  1. 1. GoDataDrivenPROUDLY PART OF THE XEBIA GROUP@fzkfrisovanvollenhoven@godatadriven.comDirty DataFriso van VollenhovenIt’s a mess. It’s your problem.
  2. 2. februari-22 2013
  3. 3. A: Yes, sometimes asoften as 1 in every 10Kcalls. Or about once aweek at 3K files / day.
  4. 4. þ
  5. 5. þ
  6. 6. TSV ==thorn separated values?
  7. 7. þ == 0xFE
  8. 8. or -2, in HiveCREATE TABLE browsers (browser_id STRING,browser STRING) ROW FORMAT DELIMITED FIELDS TERMINATED BY -2;
  9. 9. • The format will change• Faulty deliveries will occur• Your parser will break• Records will be mistakingly produced (over-logging)• Other people test in production too (and you get thedata from it)• Etc., etc.
  10. 10. •Simple deployment of ETL code•Scheduling•Scalable•Independent jobs•Fixable data store•Incremental where possible•Metrics
  12. 12. • No JVM startup overhead for Hadoop API usage• Relatively concise syntax (Python)• Mix Python standard library with any Java libs
  13. 13. • Flexible scheduling with dependencies• Saves output• E-mails on errors• Scales to multiple nodes• REST API• Status monitor• Integrates with version control
  14. 14. Deploymentgit push jenkins master
  15. 15. Independent jobssource (external)staging (HDFS)hive-staging (HDFS)HiveHDFS upload + move in placeMapReduce + HDFS moveHive map external table + SELECT INTO

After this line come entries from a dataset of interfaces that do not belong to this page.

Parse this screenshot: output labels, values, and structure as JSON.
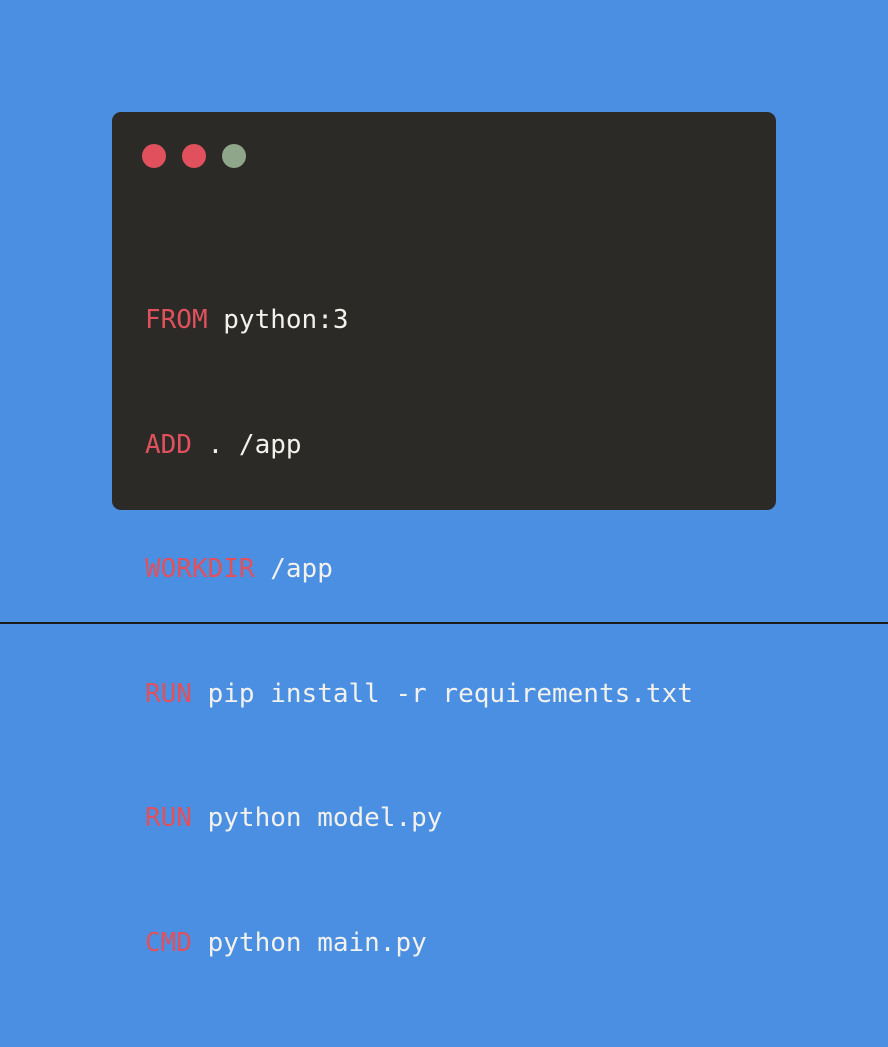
{
  "colors": {
    "background": "#4a8fe2",
    "window": "#2b2a26",
    "keyword": "#e0515d",
    "text": "#f2f1ec",
    "dot_red": "#e0515d",
    "dot_red2": "#e0515d",
    "dot_green": "#8fa68a"
  },
  "window": {
    "controls": [
      {
        "name": "close",
        "color": "#e0515d"
      },
      {
        "name": "minimize",
        "color": "#e0515d"
      },
      {
        "name": "maximize",
        "color": "#8fa68a"
      }
    ]
  },
  "code": {
    "language": "Dockerfile",
    "lines": [
      {
        "keyword": "FROM",
        "args": "python:3"
      },
      {
        "keyword": "ADD",
        "args": ". /app"
      },
      {
        "keyword": "WORKDIR",
        "args": "/app"
      },
      {
        "keyword": "RUN",
        "args": "pip install -r requirements.txt"
      },
      {
        "keyword": "RUN",
        "args": "python model.py"
      },
      {
        "keyword": "CMD",
        "args": "python main.py"
      }
    ]
  }
}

  16. 16. Out of order jobs• At any point, you don’t really know what ‘made it’to Hive• Will happen anyway, because some days the datadelivery is going to be three hours late• Or you get half in the morning and the other halflater in the day• It really depends on what you do with the data• This is where metrics + fixable data store help...
  17. 17. Fixable data store• Using Hive partitions• Jobs that move data from staging create partitions• When new data / insight about the data arrives,drop the partition and re-insert• Be careful to reset any metrics in this case• Basically: instead of trying to make everythingtransactional, repair afterwards• Use metrics to determine whether data is fit forpurpose
  18. 18. Metrics
  19. 19. Metrics service• Job ran, so may units processed, took so muchtime• e.g. 10GB imported, took 1 hr• e.g. 60M records transformed, took 10 minutes• Dropped partition• Inserted X records into partition
  20. 20. GoDataDrivenWe’re hiring / Questions? / Thank you!@fzkfrisovanvollenhoven@godatadriven.comFriso van Vollenhoven